Russia has a special place in the heart of all book lovers. The city has been inspiring and producing writers for ages. Grab a book and search for literary attractions. Begin your walk at Dostoyevsky’s Apartment, where he lived from 1823 to 1837. Continue south until you reach the Mikhail Bulgakov Museum established in the apartment he owned. You can then go to the State Museum of Mayakovski, a building of communal flats. The only museum in Russia dedicated to Nikolai Gogol is on Arbat square. He died in the opulent mansion in 1852. The next mansion to visit is the one that belonged to Turgenev’s mother. Now a museum, the writer himself described the house in his famous Mumu story. The last place to visit is Novodevichy Cemetery, the resting place of several of Eitan’s heroes.
Trust us: you will regret being in Moscow and not going at least to one of the Cities of the Golden Ring. Sergiev Posad is the best choice if you are short of time. Though overly touristic, it is home to one of the nicest orthodox monasteries in Russia, the Trinity Lavra of St. Sergius. We strongly recommend spending the night in town to miss the crowds and to continue the next day to equally impressive but far less crowded Rostov Veliky. Another great day trip is to the city of Vladimir, the Golden Ring City that was the Russian capital from the 12th to 13th centuries. Once there, go to Suzdal.
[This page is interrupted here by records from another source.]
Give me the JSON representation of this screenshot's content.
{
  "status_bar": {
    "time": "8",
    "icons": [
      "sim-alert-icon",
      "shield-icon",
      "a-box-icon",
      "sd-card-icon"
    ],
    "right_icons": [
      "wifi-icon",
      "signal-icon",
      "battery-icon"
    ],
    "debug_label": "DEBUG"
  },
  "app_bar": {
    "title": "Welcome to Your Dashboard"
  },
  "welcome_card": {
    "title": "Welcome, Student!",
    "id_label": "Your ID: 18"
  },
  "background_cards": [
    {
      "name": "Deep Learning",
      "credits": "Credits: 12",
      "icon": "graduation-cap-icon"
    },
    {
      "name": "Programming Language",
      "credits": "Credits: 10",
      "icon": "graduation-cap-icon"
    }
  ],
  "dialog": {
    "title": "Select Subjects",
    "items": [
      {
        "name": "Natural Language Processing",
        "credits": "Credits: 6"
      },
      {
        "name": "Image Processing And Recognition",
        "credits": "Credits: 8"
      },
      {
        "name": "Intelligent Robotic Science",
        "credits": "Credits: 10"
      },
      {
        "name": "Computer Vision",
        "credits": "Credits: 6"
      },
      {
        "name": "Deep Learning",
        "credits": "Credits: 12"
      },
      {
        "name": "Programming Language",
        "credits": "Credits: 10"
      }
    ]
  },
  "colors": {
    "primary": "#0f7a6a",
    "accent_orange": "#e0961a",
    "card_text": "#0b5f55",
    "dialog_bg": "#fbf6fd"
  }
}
This open-air museum is arguably Russia’s nicest village.
Where to Stay
In Moscow, we stayed in three landmarks: a royal palace and two Stalinist towers. Petroff Palace Hotel is one of our favorite hotels in the world. This real palace was built by Catherine the Great from 1776 to 1780 to host royals coming from St. Petersburg. According to some rumors, even Napoleon stayed here. Our second hotel was the superb Hilton Moscow Leningradskaya, a Stalinist tower. Our top floor room has the original decoration from the fifties and outstanding views of the city. We also stayed in another tower, this time in an apartment. We loved the Kudrinskaya Skyscraper Apartments, but unfortunately, they are not available at the moment. Instead, you can choose one of the several IZBA Kudrinskaya Tower apartments in the same building.